[WHAT YOU WILL DO] Filter the entries down to the lines holding "Listing", then copy those lines.
··· PROVIDED DATA ···
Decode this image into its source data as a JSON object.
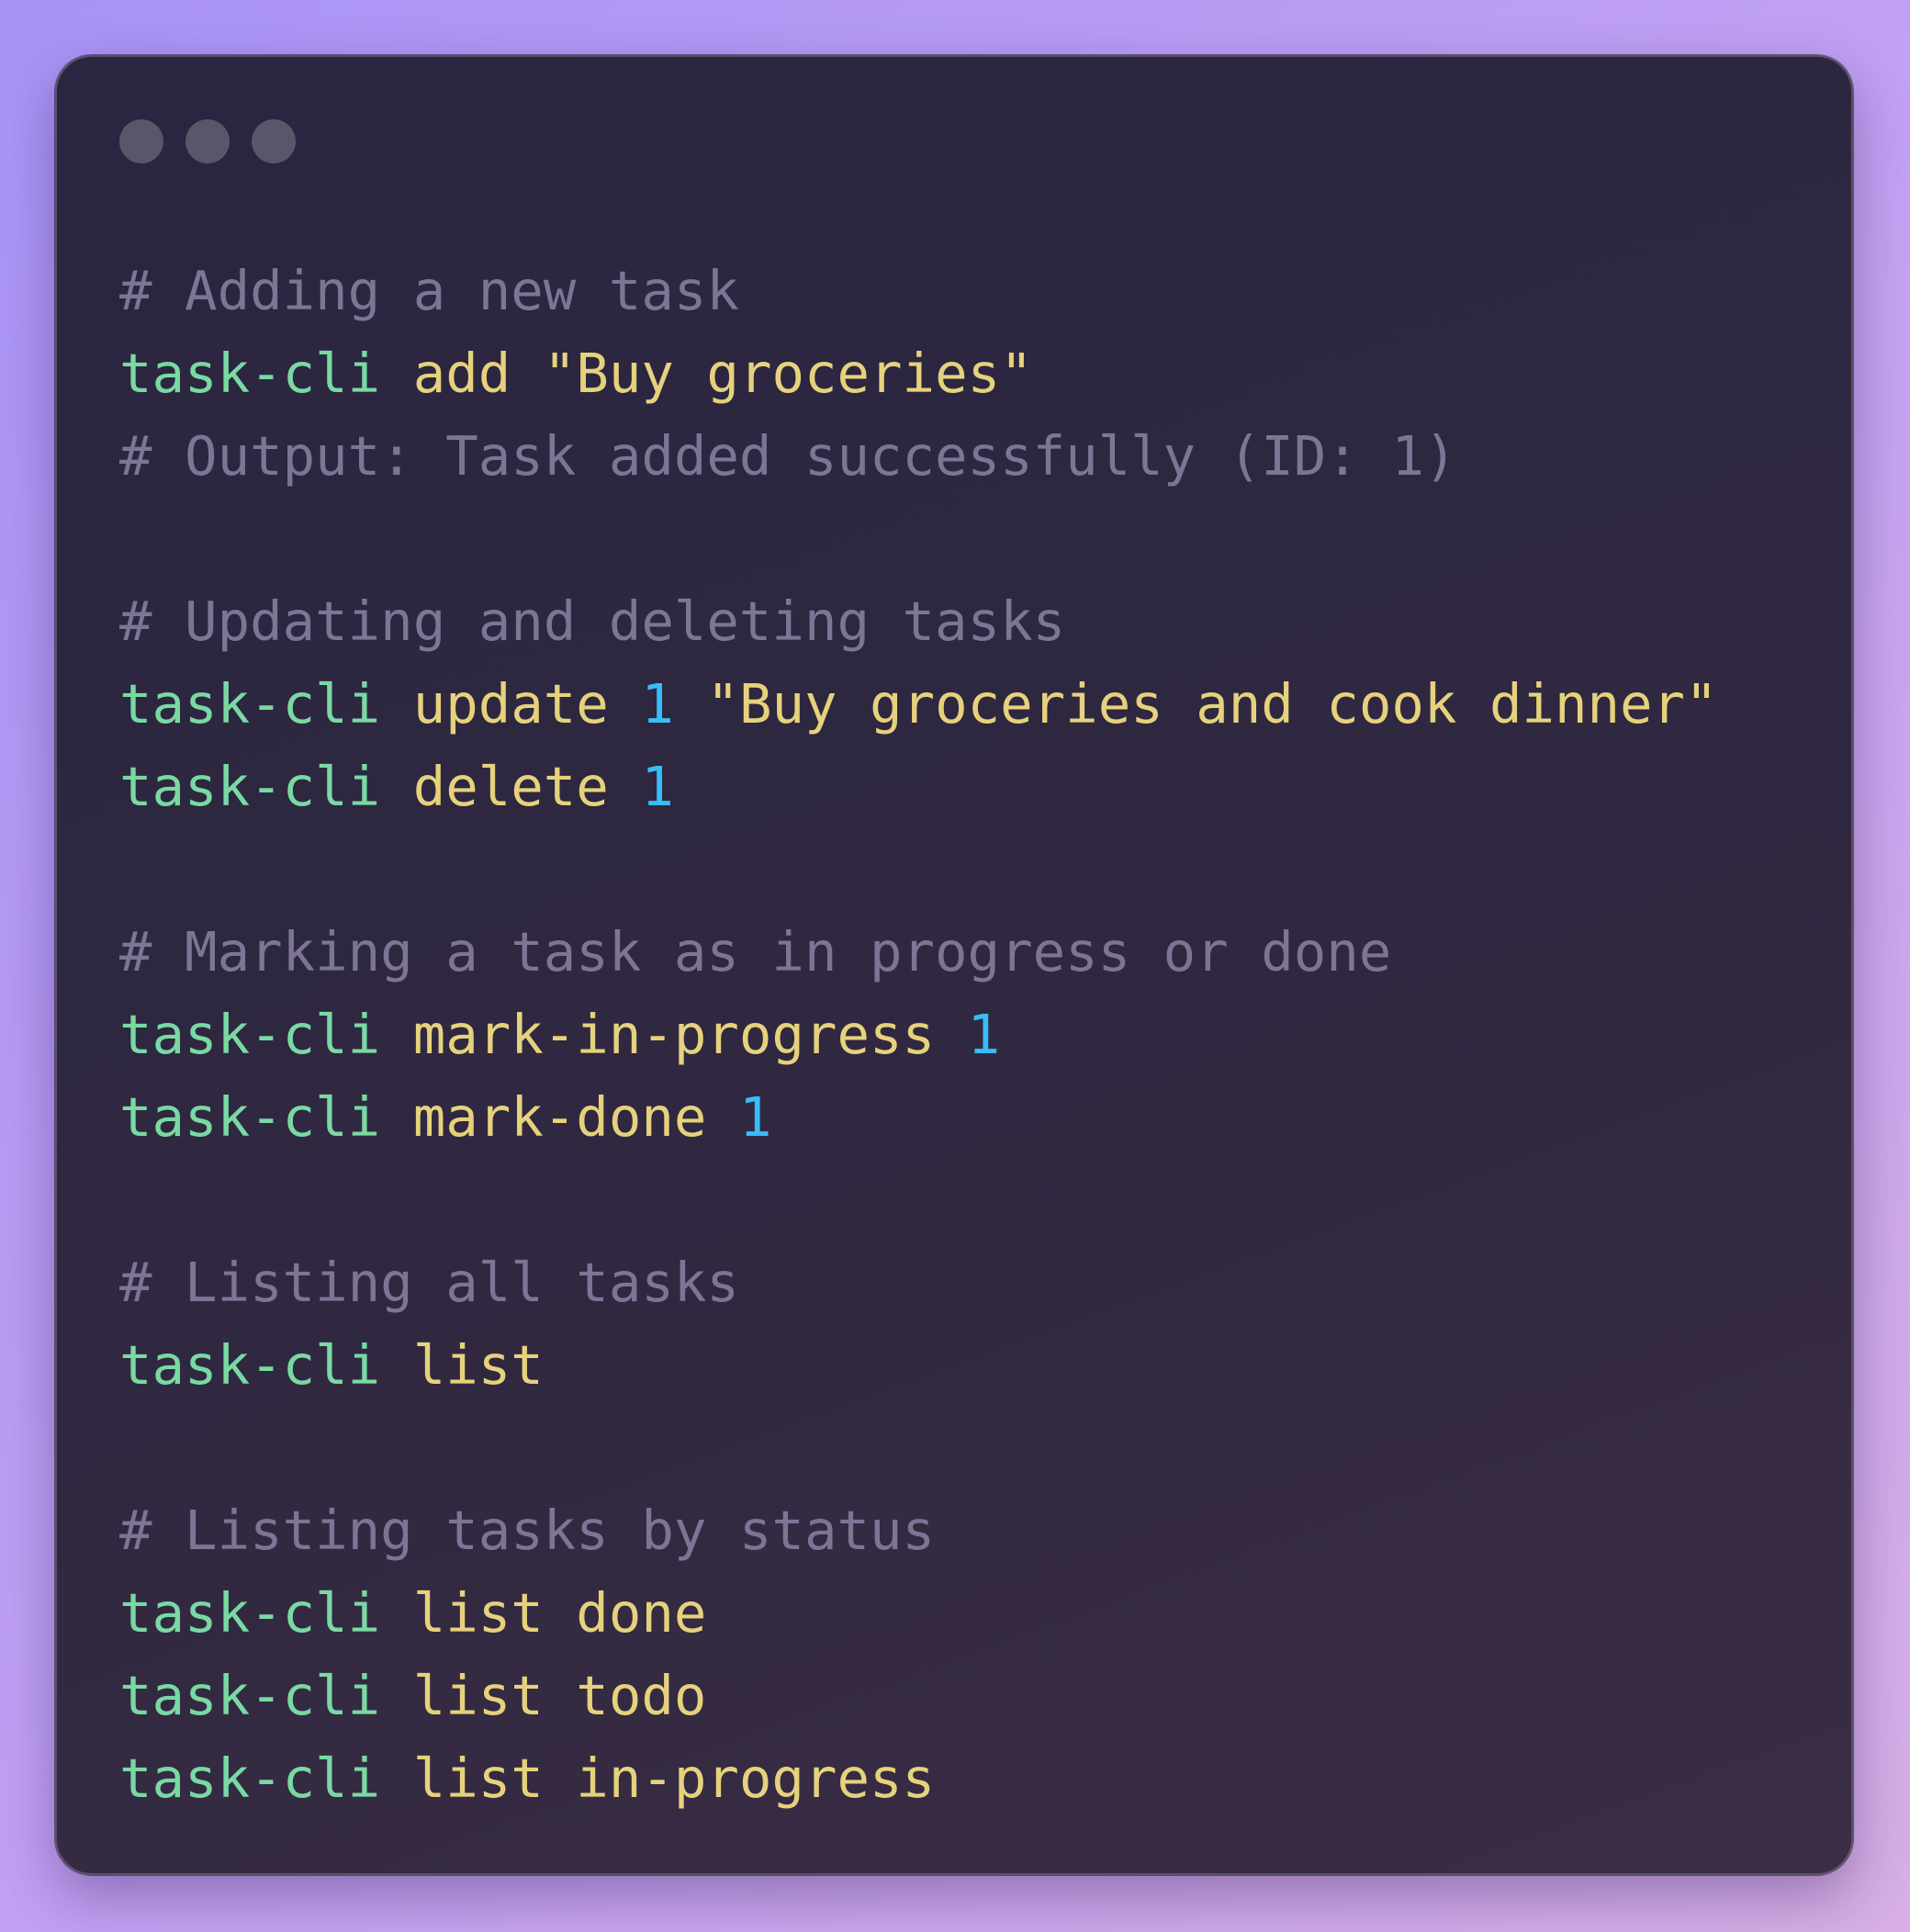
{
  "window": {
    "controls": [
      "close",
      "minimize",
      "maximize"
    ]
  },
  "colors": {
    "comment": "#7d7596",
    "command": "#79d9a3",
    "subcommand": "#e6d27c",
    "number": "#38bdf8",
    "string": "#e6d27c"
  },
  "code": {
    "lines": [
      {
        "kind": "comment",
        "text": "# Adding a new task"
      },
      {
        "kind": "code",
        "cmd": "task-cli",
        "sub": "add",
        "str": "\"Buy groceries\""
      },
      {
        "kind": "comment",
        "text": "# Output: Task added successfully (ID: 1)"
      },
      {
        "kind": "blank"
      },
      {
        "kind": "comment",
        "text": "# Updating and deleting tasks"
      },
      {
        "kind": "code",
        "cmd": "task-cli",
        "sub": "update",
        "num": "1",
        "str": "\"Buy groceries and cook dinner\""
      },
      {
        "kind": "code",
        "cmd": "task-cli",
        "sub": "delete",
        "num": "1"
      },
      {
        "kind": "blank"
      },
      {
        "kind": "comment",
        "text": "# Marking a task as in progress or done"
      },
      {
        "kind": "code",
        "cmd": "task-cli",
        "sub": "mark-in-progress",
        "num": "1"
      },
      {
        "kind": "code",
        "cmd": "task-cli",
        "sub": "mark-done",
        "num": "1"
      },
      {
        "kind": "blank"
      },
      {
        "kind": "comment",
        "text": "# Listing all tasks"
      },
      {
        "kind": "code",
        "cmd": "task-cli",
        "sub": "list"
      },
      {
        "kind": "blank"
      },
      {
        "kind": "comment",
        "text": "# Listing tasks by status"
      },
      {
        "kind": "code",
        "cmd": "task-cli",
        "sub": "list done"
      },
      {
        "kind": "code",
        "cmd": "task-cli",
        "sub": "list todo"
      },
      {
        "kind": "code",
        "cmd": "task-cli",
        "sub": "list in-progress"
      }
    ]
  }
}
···
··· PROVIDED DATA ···
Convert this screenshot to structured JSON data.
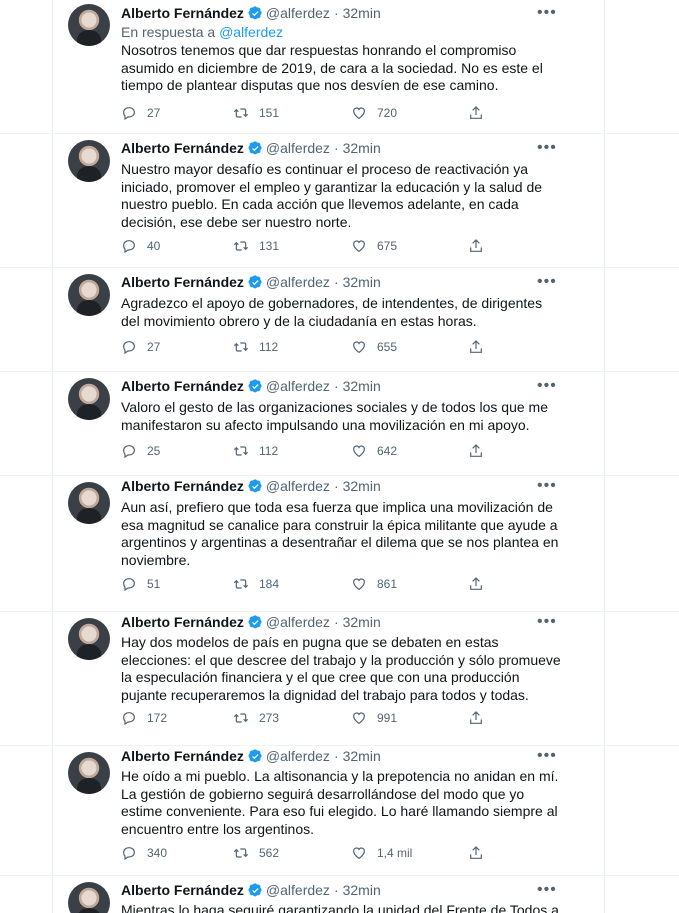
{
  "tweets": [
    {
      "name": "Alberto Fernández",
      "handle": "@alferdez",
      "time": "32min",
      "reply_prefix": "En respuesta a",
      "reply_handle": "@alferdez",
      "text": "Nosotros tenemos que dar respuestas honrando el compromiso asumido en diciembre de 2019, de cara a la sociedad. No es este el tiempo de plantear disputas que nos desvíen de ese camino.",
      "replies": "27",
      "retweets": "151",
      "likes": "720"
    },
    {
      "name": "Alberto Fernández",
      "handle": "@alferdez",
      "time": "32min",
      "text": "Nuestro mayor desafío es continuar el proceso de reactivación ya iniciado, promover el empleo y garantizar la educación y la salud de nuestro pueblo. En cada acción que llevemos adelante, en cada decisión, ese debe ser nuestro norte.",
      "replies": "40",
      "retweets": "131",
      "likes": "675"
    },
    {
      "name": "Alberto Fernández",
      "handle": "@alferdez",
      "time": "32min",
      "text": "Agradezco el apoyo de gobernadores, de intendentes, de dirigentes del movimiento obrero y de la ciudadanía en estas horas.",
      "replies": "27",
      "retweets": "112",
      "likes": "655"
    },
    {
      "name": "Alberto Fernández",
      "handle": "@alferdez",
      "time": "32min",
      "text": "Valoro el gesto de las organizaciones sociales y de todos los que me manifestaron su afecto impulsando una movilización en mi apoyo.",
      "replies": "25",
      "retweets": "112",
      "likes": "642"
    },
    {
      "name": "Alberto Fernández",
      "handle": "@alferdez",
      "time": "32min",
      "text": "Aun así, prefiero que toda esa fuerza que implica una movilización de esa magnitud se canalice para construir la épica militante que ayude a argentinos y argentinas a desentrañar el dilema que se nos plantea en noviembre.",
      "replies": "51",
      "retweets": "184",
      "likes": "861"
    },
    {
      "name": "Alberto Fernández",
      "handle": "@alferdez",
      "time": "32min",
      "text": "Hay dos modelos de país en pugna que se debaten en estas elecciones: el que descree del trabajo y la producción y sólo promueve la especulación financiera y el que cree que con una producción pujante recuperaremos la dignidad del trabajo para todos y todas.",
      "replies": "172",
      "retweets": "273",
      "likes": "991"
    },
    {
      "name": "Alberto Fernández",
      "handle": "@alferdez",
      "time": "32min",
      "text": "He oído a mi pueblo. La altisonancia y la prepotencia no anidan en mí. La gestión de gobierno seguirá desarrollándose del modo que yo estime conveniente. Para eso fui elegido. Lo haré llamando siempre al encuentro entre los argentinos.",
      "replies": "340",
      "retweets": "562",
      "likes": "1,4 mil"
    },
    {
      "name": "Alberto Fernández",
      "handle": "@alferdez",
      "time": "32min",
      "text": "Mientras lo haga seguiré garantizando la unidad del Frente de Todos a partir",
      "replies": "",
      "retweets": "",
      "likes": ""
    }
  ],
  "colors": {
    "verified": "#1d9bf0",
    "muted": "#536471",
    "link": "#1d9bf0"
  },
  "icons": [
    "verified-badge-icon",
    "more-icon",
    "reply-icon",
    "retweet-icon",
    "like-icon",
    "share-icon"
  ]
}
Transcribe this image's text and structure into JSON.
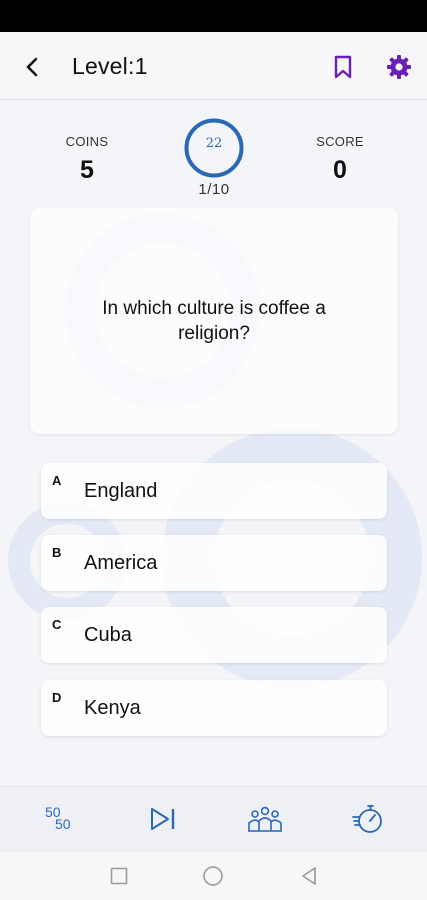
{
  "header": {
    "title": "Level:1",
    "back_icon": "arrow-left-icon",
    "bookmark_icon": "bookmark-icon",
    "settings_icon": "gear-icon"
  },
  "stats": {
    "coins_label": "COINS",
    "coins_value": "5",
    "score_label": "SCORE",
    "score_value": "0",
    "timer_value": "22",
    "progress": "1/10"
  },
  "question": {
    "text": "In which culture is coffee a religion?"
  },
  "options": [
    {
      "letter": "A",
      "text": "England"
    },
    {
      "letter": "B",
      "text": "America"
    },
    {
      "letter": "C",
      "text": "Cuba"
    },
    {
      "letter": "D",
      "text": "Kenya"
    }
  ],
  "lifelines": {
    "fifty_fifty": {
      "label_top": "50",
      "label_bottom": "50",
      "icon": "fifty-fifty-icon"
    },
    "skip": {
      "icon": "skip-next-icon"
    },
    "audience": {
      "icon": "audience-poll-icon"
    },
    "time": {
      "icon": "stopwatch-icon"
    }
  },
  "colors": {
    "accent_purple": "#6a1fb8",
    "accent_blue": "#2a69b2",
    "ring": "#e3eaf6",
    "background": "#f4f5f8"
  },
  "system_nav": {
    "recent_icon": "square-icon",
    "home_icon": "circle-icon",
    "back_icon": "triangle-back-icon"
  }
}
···
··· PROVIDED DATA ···
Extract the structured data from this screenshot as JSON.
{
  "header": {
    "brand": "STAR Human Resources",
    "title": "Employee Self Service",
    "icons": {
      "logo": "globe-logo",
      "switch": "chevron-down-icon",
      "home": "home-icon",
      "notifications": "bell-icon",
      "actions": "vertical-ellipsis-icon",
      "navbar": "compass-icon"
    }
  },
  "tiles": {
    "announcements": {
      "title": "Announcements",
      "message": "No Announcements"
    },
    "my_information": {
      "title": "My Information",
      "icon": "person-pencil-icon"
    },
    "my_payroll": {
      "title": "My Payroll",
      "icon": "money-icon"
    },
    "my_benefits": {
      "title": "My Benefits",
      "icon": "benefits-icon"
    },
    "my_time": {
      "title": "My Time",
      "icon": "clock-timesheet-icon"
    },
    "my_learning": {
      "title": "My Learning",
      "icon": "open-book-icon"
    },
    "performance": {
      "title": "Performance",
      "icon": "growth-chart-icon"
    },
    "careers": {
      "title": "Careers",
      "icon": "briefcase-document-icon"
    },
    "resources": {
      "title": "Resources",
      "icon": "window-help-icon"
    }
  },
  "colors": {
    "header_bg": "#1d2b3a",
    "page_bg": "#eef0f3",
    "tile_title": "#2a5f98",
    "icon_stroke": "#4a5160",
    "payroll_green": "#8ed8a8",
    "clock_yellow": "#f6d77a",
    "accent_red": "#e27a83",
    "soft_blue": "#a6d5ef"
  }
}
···
[RESPONSE AREA]
        "text": "# Listing all tasks"
        "text": "# Listing tasks by status"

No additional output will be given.